All document authoring environments include features that enable you to add bulleted lists or numbered lists, typically from a toolbar.
See Also: Lists section in our About Word and Accessibility training series
Tables (AWG / Developers)
Tables should be used only for presenting rows and columns of data, not for organizing the layout of the page. When creating a data table, understand that sighted users can easily scan and understand the table by looking at a given data cell along with its row and column headers, and comparing that with other data cells. People who are unable to see the table do not have access to all the visual cues that make this possible. Therefore, they depend on the table author to have provided markup that explicitly defines the roles and relationships of all the parts of the table. For example, all column headers must be identified as column headers and row headers must be identified as row headers.
See Also: Tables section in our About Word and Accessibility training series
Accessible Rich Internet Applications (ARIA) Landmark Roles - (Developers)
ARIA is a W3C specification that provides a means by which web developers can define the roles, states, and properties of user interface components so this information is exposed to assistive technologies.
One of the easiest ARIA features to implement, and one that provides significant immediate benefits to screen reader users, is landmark roles. Each of the eight roles represents a block of content that occurs commonly on web pages. They are used by simply adding a relevant
role attribute to an appropriate container within the HTML mark-up. Once added, screen reader users can quickly jump to that section of the page. The eight roles are:
- role=”navigation” (e.g., a menu)
- role=”main” (the main content of the page)
- role=”complementary” (e.g., a sidebar)
- role=”contentinfo” (meta data about the page, usually the footer)
- role=”application” (a web application with its own keyboard interface)
If a role is used more than once on a page, the
aria-label attribute should also be used in order to distinguish between the two regions. For example, a web page might have two navigation regions, one with
aria-label="Main Menu" and the other with
Caution: Be Careful Using role=”application”
role="application" is used, there is an expectation that the application has its own model for navigating and operating all controls by keyboard, and help text is easily available so users can learn the keystrokes. When assistive technologies encounter content that's marked up with role=”application”, they stop listening for users' keystrokes and hand off all functionality to the application. This can be problematic as it defies users' expectations. Keys that normally perform certain functions when using their assistive technology suddenly stop providing that functionality.

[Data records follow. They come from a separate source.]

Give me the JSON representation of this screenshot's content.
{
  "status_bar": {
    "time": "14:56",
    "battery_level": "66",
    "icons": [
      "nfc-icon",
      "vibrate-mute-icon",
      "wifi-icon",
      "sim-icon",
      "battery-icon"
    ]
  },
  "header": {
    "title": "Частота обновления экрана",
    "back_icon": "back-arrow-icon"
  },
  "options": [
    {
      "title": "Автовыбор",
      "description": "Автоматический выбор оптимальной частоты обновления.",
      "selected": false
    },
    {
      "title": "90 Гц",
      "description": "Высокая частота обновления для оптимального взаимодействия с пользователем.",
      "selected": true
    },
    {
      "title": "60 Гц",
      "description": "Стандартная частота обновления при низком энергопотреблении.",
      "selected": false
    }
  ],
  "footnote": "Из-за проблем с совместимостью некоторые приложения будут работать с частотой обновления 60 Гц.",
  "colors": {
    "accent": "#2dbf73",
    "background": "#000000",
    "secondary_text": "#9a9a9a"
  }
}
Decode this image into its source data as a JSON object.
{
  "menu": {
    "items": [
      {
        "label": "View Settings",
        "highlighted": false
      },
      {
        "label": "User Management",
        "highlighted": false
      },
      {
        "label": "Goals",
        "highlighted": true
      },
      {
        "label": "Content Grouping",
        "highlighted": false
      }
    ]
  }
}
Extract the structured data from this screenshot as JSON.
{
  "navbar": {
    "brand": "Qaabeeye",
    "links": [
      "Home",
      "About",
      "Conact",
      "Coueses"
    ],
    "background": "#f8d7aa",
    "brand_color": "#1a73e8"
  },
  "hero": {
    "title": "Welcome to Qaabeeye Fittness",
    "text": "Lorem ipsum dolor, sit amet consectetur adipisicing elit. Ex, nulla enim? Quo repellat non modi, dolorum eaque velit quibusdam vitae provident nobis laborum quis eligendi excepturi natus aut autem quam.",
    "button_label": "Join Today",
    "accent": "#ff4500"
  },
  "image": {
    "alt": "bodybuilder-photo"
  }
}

Therefore you should use
role="application" only when an application has been carefully developed with accessibility in mind, and steps have been taken to inform users of what to expect.
See more on our ARIA page.
Most forms include form fields accompanied by labels or prompts. In order to figure out which labels accompany which fields, sighted users rely on visual cues such as relative position and proximity. For users who are unable to see the form, the relationships between labels and fields must be explicitly made within the code. For details about how to do this, see our page dedicated to Accessible Forms.
Most Details from this page were gleaned from the University of Washington's Accessible Technology section.